While the GT S may not quite be the aural crowd pleaser the SLS was, behind the wheel the drama is all there. AMG’s new twin-turbo 4.0-litre V8 – punching out 375kW from 6000-6500rpm and a 650Nm wad from 1750-5000rpm when fitted with an AMG Dynamic Plus package – is such a tractable beast, yet there’s a tidal wave of acceleration, induction growl and exhaust thunder waiting for anyone brave enough to bury the right pedal. The downsized engine feels more at home in the GT than in the Mercedes-AMG C63 sedan that goes on sale in July.
Thing is, the GT S isn’t a monster at all. It’s just as ballistic as the old 6.2-litre SLS in a straight line (3.8sec to 100km/h), yet it isn’t as intimidating to drive quickly. How quick? AMG reckon the GT S is eight seconds faster than the SLS Coupe around the Nurburgring Nordschleife, and only seven seconds slower than the SLS Black Series…
“It’s the beginning of a new era regarding driving dynamics” said Tobias Moers, former head of engineering and now chief boss man at AMG, and I can believe it. From the creamy consistency of its steering to the feedback channelled through your fingertips, the GT S wants to be driven hard.

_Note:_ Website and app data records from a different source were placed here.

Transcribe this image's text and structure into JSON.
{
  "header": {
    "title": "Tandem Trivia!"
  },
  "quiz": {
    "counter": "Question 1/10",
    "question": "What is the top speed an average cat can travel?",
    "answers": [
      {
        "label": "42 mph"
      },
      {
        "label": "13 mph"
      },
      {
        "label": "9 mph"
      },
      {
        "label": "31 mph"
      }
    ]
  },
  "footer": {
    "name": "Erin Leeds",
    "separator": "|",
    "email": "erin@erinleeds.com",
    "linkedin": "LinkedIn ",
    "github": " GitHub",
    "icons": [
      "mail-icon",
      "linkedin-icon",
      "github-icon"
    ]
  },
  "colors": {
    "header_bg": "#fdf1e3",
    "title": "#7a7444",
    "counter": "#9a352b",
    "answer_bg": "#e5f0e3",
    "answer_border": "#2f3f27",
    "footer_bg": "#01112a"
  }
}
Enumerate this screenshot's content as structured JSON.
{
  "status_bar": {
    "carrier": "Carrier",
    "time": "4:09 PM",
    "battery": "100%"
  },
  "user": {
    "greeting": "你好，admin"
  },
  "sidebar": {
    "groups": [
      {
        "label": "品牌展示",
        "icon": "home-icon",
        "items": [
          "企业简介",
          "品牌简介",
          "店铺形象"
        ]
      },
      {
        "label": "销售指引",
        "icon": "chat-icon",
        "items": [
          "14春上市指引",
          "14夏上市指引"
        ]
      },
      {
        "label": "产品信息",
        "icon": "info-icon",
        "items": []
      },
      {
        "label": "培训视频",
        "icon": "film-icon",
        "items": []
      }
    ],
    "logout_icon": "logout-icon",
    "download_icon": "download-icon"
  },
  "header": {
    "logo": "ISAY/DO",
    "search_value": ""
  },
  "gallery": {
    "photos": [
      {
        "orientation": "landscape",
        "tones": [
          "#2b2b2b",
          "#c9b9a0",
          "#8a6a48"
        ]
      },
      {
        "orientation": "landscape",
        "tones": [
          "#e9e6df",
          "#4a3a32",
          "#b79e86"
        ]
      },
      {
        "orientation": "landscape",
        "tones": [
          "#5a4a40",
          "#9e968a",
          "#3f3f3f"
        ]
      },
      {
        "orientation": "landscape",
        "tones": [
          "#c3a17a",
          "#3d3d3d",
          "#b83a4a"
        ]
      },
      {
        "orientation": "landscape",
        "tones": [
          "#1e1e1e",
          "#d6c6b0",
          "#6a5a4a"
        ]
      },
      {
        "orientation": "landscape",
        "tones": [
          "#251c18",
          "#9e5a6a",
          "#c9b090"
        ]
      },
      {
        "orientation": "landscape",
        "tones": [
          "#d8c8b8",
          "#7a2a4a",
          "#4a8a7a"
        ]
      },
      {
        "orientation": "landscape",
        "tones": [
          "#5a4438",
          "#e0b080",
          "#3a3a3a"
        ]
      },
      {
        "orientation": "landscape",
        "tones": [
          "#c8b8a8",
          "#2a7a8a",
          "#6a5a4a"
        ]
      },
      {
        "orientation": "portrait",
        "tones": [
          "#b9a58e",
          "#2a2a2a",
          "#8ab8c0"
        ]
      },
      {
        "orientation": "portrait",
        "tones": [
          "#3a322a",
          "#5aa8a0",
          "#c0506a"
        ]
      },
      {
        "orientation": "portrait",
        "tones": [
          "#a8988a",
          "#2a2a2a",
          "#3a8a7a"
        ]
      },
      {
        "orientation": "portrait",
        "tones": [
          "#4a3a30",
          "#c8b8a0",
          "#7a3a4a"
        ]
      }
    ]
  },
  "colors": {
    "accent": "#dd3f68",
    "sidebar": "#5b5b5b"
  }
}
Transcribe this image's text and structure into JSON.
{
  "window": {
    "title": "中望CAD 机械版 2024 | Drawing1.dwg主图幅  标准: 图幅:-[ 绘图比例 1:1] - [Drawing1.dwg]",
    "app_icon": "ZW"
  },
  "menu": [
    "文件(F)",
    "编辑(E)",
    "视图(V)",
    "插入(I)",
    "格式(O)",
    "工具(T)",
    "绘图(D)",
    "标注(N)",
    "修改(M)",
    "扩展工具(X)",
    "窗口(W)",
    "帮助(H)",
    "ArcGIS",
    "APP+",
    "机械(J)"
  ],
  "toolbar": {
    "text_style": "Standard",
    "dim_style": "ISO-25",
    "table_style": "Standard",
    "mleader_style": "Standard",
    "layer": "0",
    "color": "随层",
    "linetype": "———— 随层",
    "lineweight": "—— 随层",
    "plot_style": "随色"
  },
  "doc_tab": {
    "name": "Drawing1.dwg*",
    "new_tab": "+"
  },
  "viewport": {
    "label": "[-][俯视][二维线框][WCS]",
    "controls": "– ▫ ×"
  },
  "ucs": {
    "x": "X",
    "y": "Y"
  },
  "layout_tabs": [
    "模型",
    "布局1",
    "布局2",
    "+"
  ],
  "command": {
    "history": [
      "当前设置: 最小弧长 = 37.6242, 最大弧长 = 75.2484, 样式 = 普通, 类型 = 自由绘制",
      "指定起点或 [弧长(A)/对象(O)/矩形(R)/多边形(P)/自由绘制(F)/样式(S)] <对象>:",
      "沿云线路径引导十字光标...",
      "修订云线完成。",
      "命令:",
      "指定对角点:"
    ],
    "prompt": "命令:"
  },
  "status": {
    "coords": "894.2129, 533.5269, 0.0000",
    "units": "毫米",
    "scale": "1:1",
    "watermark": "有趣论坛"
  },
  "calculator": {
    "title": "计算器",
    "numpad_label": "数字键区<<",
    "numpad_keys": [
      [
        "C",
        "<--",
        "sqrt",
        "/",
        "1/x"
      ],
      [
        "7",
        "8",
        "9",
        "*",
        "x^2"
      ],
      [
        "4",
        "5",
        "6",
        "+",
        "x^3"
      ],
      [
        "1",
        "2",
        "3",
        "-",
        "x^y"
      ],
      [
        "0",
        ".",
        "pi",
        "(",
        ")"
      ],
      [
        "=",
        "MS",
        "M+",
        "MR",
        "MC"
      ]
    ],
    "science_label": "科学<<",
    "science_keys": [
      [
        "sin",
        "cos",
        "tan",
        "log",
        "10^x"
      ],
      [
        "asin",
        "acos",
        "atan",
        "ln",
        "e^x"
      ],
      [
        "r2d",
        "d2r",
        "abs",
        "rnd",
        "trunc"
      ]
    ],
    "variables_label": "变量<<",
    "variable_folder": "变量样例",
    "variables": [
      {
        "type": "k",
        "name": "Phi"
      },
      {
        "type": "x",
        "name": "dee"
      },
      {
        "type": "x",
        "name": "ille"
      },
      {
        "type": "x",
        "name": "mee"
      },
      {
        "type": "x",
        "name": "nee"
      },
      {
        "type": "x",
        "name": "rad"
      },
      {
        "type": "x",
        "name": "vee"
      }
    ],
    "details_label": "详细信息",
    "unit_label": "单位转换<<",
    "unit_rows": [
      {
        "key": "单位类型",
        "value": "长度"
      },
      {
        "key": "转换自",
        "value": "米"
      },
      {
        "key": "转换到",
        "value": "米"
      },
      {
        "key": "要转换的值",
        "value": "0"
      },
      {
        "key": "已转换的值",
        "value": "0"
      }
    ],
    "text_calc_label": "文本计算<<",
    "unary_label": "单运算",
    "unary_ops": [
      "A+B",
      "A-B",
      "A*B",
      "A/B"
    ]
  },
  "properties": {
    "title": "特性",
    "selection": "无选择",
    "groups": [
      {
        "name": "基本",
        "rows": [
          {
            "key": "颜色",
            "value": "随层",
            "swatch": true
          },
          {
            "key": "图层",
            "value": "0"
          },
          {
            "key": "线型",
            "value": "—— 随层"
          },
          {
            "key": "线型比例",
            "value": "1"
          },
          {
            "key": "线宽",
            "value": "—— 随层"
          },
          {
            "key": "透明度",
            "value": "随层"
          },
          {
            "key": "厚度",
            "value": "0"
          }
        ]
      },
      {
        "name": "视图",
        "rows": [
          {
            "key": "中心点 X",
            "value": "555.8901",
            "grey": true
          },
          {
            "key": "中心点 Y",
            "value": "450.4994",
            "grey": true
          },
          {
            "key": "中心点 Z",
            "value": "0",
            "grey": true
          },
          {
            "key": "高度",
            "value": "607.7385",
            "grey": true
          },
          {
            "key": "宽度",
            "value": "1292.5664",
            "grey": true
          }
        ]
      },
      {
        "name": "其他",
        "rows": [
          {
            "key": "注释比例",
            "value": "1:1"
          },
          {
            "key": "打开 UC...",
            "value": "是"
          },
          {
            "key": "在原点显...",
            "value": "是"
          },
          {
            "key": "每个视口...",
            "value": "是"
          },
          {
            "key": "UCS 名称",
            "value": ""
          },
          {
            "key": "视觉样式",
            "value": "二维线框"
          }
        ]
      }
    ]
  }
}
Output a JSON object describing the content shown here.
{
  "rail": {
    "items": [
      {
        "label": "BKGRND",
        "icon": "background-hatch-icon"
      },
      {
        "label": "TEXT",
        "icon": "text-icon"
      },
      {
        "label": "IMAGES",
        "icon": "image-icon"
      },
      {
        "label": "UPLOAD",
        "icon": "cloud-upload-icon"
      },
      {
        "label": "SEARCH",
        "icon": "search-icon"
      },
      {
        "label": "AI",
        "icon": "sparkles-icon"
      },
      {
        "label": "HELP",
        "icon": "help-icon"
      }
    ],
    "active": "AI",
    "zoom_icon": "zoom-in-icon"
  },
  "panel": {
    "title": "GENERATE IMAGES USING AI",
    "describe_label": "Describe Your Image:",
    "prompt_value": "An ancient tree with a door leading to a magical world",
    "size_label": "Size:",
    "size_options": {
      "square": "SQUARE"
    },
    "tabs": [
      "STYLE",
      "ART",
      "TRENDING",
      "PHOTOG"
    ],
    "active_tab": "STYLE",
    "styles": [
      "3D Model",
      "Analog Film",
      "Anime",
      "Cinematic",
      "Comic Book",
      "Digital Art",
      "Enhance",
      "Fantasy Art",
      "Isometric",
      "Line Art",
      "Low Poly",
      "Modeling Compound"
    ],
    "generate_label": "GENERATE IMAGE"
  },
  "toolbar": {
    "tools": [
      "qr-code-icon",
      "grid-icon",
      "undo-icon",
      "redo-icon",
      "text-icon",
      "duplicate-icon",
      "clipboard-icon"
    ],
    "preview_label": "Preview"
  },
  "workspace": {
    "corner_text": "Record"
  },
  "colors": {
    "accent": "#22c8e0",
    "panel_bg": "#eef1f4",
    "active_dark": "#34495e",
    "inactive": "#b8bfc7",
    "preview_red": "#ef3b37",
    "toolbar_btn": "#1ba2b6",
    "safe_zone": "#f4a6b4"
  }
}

Trailing brakes into a corner doesn’t snap the GT S into oversteer like it did an SLS, yet there’s ample tail adjustment available if you choose to go there. It’s all about progression, and that’s what makes the GT S stand out. Combined with the optional ceramic brakes ($17,500) fitted to our test car, the speed and composure with which the GT S could string together a tight circuit like Norwell would’ve been a pipe dream for the lairy SLS.
And this is only the beginning for the AMG GT. When we raise the topic of a convertible version, AMG’s Moers confirms that “we will bring a family; GT is supposed to be a family”.
A high-achieving family, as it turns out.
Model: Mercedes-AMG GT S
Engine: 3982cc V8 (90°), dohc, 32v, twin-turbo
Max power: 375kW @ 6250rpm
Max torque: 650Nm @ 1750-4750rpm
Transmission: 7-speed dual-clutch
Kerb weight: 1570kg
0-100km/h: 3.8sec (claimed)
On sale: July 2015